Stocks may be expensive now, and the temptation is to buy before they get even more expensive. Why patience makes the brokerage account golden.
Tom Konrad, Ph.D., CFA
On Friday, I started a series on stocks I’d like to buy when they are cheaper. The first was on clean or efficient transport stocks which will benefit from both Climate Change regulation and high oil prices due to Peak Oil. Before I continue on with my Clean Energy Shopping List series, I think it’s worth talking about the underlying strategy, since it can be counter-intuitive, and I expect that many readers may have some objections. So here’s a FAQ about my strategy.
Q: Most people think that the stimulus will work and the economy is getting back on track. Why should I trust your judgment that this is a bear market rally?
Market prognosticators are notoriously bad at predicting the markets. This is not surprising, since part of what causes high levels of stock market valuation is lots of people buying because they think the market will continue to go up. I tend to think of what "most people" think as a contrarian indicator.

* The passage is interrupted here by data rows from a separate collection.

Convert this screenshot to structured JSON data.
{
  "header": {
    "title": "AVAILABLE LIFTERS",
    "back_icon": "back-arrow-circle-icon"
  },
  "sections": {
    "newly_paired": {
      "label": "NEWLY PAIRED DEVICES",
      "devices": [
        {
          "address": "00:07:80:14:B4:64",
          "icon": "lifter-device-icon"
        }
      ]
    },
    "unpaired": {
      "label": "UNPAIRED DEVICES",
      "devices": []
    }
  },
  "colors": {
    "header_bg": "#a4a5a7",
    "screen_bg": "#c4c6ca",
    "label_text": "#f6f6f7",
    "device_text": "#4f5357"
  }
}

That’s not to say I’m right with any certainty, but I have reasons. Right now both the consumer and companies are tightening their belts. Although the stimulus package may boost Clean Energy, for the overall economy, I feel it’s likely only to lessen the blow. Companies are looking to raise money through IPOs and share offerings, while the US personal savings rate has increased substantially. Meanwhile, governments are issuing unprecedented amounts of debt to pay for stimulus packages and recession induced budget deficits.
With consumers paying down debt and the government and companies soaking up cash, where is all the new money going to come from to buy stocks and keep driving them up?
Q: What if I miss out on a big bull run? I need to make back my losses from 2008 in order to retire/send my kids to college/take that vacation.
The stock market does not take your needs and wants into account. The market is decidedly not fair, and if you make investment decisions based on your needs, you clearly are not paying attention to the true forces that guide the market. After 2008, unprecedented numbers of retired people are going back to work because they can no longer afford to be retired. Do you think the market paid any attention to their needs? Do you think that it is going to pay any attention to yours?
The only one looking out for your needs is you. Not your mutual fund manager, not Jim Cramer, and quite possibly not your financial advisor. Looking out for your own needs involves making hard decisions, getting some exercise when you’d rather be eating pork rinds on the couch with your DVR.
Q: I’ve heard that it makes no sense to time the market, because nearly all the market gains come from just a few short periods. If I miss those periods, I miss out on all the gains.
See the question above… thinking only about what you’re missing out on is a sure way to get into trouble. Stop an consider what might be gained by missing out on the worst periods. Consider this chart of the percentage annual returns from 1825-2008. The six highest returns were all in the 60% range, meaning that if you’d missed those six years, you would have less than 1/16 as much money as someone who had stayed in the market for the whole period. However, the six lowest returns are two -50% returns, one -40% return, and three -30% returns. If you’d missed those worst years, you’d have twenty times as much money than you’d have had if you had stayed in the market for the whole period.
We have to assume that we don’t have perfect foresight, but even if we miss as many good years as we miss bad years, we still come out ahead. If we miss both the best and worst year over the period, we end up up 25% over where we’d otherwise have been. If we miss three each of such good and bad years, we end up 62%, if we miss all six of each, we end up up 15%. In other words, the bad years are a lot worse than the good years are good, and we only have to miss the extremes to come out ahead. If we’re even slightly better than that, i.e. missing five good years for every six bad ones, the potential gains are enormous. The same will hold true for potential monthly, or daily returns, since most of us are not investing to a 200 year time horizon, but a 200 month (12 year) time horizon is something we might be thinking about.
These returns are more impressive when you consider that the average annual return for the period was significantly positive: Skipping any 12 random years would ordinarily produce worse, not better, returns. Also, when not in the market, you could place your money in short term treasury bills or a money market fund, and have earned interest, which would also add up over twelve skipped years.
In other words, if the market is likely to be unstable, it makes sense to get out, even if that means you might miss a big rally.
DISCLAIMER: The information and trades provided here and in the comments are for informational purposes only and are not a solicitation to buy or sell any of these securities. Investing involves substantial risk and you should evaluate your own risk levels before you make any investment. Past results are not an indication of future performance. Please take the time to read the full disclaimer here.